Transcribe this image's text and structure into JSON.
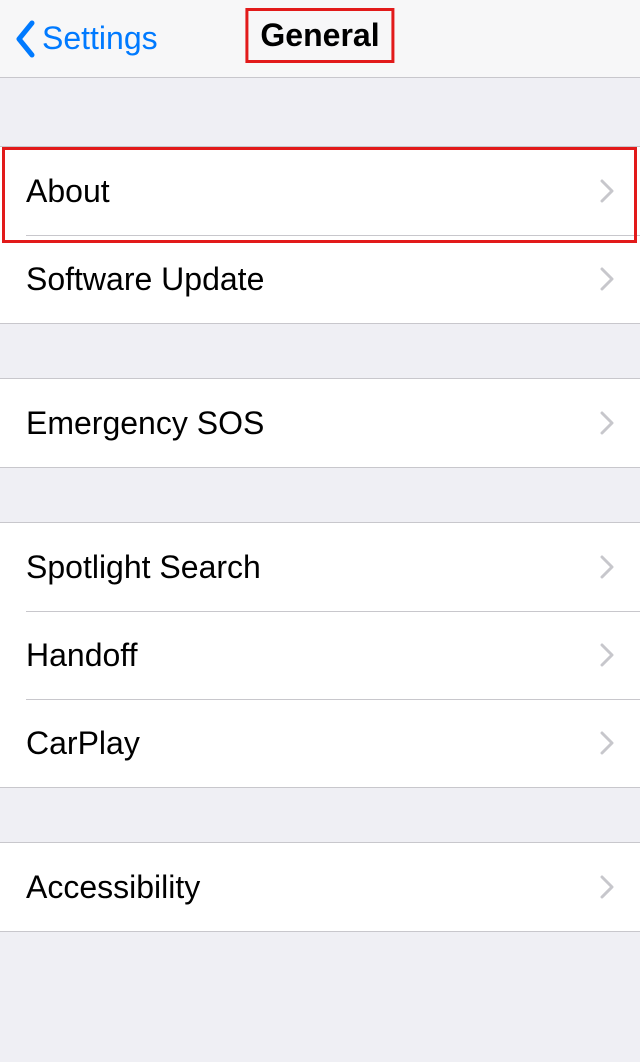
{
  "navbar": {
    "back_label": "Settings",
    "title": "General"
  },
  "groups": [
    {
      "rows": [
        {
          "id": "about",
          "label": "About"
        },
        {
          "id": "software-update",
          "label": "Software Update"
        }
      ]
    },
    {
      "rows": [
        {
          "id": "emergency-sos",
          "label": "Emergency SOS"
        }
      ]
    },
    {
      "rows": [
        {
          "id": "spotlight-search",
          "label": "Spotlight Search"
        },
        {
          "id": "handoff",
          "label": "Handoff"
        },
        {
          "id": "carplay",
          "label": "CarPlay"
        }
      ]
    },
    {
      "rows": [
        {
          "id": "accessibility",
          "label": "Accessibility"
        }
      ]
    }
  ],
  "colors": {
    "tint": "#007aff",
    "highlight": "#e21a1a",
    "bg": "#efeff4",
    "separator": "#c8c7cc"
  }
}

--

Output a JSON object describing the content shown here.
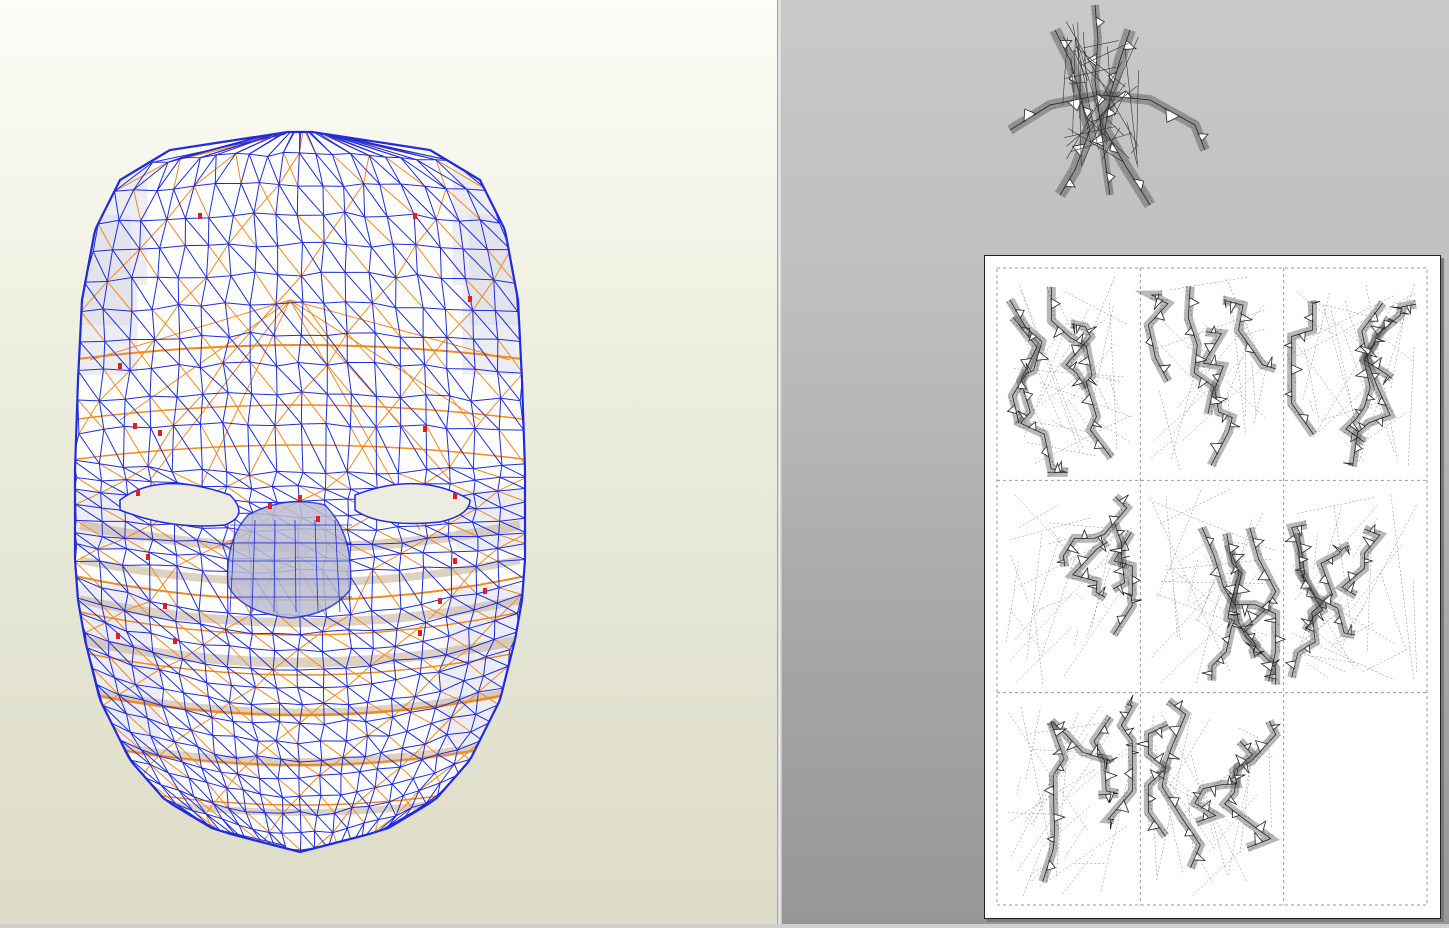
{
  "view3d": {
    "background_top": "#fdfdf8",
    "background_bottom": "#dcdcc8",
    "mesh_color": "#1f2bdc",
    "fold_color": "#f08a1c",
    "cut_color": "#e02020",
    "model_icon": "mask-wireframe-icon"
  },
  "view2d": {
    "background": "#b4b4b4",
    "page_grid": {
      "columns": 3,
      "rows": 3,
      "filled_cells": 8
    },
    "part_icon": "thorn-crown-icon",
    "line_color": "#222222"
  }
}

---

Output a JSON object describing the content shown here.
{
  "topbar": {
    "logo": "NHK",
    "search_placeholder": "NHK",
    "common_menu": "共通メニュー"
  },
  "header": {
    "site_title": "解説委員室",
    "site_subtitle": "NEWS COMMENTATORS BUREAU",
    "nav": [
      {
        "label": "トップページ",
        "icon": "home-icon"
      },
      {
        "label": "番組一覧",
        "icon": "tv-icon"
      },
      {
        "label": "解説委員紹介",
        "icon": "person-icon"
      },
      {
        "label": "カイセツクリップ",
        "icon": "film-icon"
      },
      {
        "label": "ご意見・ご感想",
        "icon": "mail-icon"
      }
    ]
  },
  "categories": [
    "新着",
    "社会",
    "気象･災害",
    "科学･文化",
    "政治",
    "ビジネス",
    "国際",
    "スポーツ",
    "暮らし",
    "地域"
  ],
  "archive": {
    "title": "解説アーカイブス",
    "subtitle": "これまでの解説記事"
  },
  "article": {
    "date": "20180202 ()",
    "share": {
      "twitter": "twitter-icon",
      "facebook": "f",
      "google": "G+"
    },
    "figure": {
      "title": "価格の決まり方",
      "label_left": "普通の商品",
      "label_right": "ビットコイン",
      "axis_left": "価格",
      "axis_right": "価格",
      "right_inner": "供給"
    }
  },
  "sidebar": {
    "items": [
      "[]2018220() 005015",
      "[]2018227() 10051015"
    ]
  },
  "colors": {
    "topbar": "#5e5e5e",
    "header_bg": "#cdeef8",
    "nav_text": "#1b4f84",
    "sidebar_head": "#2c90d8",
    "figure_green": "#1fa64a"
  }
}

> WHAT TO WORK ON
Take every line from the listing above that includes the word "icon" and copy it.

> EXPECTED ANSWER
    "model_icon": "mask-wireframe-icon"
    "part_icon": "thorn-crown-icon",
        "icon": "home-icon"
        "icon": "tv-icon"
        "icon": "person-icon"
        "icon": "film-icon"
        "icon": "mail-icon"
      "twitter": "twitter-icon",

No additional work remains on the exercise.